Wednesday night Karan Shirk was busy preparing her Thanksgiving meal.

"We're going to make some chocolate custard pie and caramel apple pie," she said while making dough for her pie crust.

This year her family will have a special guest.

"For him, I'm specifically making squash," she said. "He's a farmer, so he grew up with lots of vegetables. He likes real fresh fruits and vegetables."

He is Jim Hackler.

"I farmed for 30 years and I think I was a pretty good farmer," he said smiling. "I moved on to Rockport because Rockport had been my fishing hole for years."

Hackler called Rockport home for more than 40 years.

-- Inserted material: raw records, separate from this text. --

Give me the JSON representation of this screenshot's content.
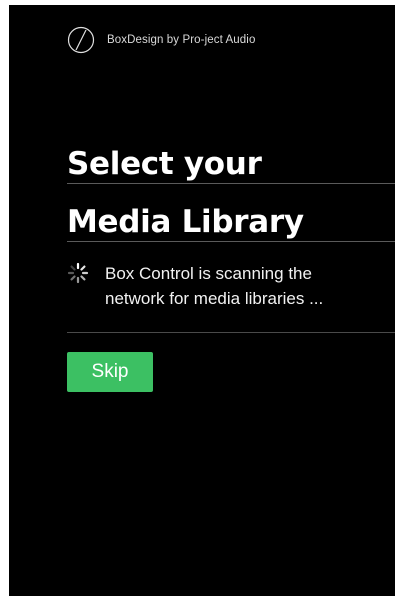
{
  "brand": {
    "logo_icon": "project-audio-logo-icon",
    "text": "BoxDesign by Pro-ject Audio"
  },
  "title": {
    "line1": "Select your",
    "line2": "Media Library"
  },
  "scan": {
    "icon": "loading-spinner-icon",
    "line1": "Box Control is scanning the",
    "line2": "network for media libraries ..."
  },
  "actions": {
    "skip_label": "Skip"
  },
  "colors": {
    "background": "#000000",
    "accent": "#3cc063",
    "text": "#ffffff",
    "divider": "#5a5a5a"
  }
}
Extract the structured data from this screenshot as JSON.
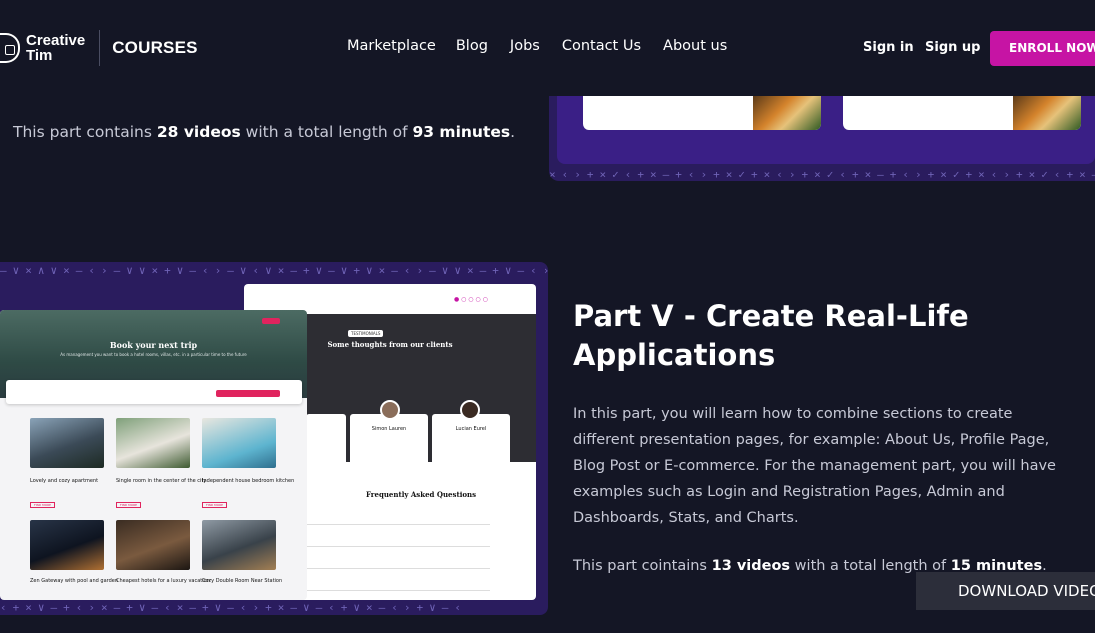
{
  "navbar": {
    "brand_line1": "Creative",
    "brand_line2": "Tim",
    "brand_sub": "COURSES",
    "links": [
      "Marketplace",
      "Blog",
      "Jobs",
      "Contact Us",
      "About us"
    ],
    "sign_in": "Sign in",
    "sign_up": "Sign up",
    "enroll": "ENROLL NOW"
  },
  "part4": {
    "meta_prefix": "This part contains ",
    "videos": "28 videos",
    "meta_mid": " with a total length of ",
    "minutes": "93 minutes",
    "meta_suffix": "."
  },
  "preview": {
    "hero_title": "Book your next trip",
    "hero_sub": "As management you want to book a hotel rooms, villas, etc. in a particular time to the future",
    "testimonials_badge": "TESTIMONIALS",
    "testimonials_title": "Some thoughts from our clients",
    "person2": "Simon Lauren",
    "person3": "Lucian Eurel",
    "faq_title": "Frequently Asked Questions",
    "listing1": "Lovely and cozy apartment",
    "listing2": "Single room in the center of the city",
    "listing3": "Independent house bedroom kitchen",
    "listing4": "Zen Gateway with pool and garden",
    "listing5": "Cheapest hotels for a luxury vacation",
    "listing6": "Cozy Double Room Near Station",
    "more_btn": "FIND MORE"
  },
  "part5": {
    "title": "Part V - Create Real-Life Applications",
    "description": "In this part, you will learn how to combine sections to create different presentation pages, for example: About Us, Profile Page, Blog Post or E-commerce. For the management part, you will have examples such as Login and Registration Pages, Admin and Dashboards, Stats, and Charts.",
    "meta_prefix": "This part cointains ",
    "videos": "13 videos",
    "meta_mid": " with a total length of ",
    "minutes": "15 minutes",
    "meta_suffix": ".",
    "download": "DOWNLOAD VIDEO"
  },
  "colors": {
    "background": "#141625",
    "accent": "#c614a4",
    "banner": "#2a1c5e"
  }
}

Then, Hurricane Harvey came.

"Rockport look liked a war zone," he said. "Nearly everything virtually was gone."

That includes Hackler's apartment and the houseboat he was restoring and planning to live in.

"How did you end up coming to Austin," asked KVUE Journalist Ashley Goudeau.

"FEMA," he replied. "They brought their bus there and picked us up."

The bus dropped him off at the Austin shelter.

"I was a Red Cross volunteer in the shelters," said Shirk.

Shirk, a retired nurse, was introduced to Hackler at the shelter because staff asked her to transport him to a clinic for eye surgery. And Shirk was moved to continue helping Hackler.

"He had nothing to go back to," she said. "He lives on a limited income, social security only, everything was gone, where was he going to go? What was going to happen? And so, I'm not sure I knew how big a chunk I was biting off at the time."

That's because Hackler is starting over at the age of 81 and he's partially blind.

"I really don't know what I'd a done without that woman and her husband," he said. "With the government programs and all that stuff, she has done things that I would never know how to do."

In fact, Shirk is who has helped Hackler get FEMA aid to stay in the Springhill Suites after the city shelter closed.

"There's nothing to complain about as far as the place," Hackler said about the hotel, complementing the staff for helping him. "It's fantastic really."

But that aid is running out. Shirk, who also used to be a case worker, has been able to find some resources for Hackler, including medical care, but she says he needs more aid.

"Got him on food stamps but they gave him a big $15 a month of food stamps," Shirk said.

Housing is another issue. Hackler's FEMA aid that is keeping him in the hotel will end at the end of the month, leaving him with nowhere to live.

"Seems like every time you try to do something, it's just not there. I'm living in this hotel and I'm thankful for that, and Karan's been responsible for keeping me in it all this time through FEMA. And trying to find a place to live around here is so expensive," Hackler said.

Shirk is hopeful help will come, and in the meantime both she and Hackler are just grateful to have one another this Thanksgiving.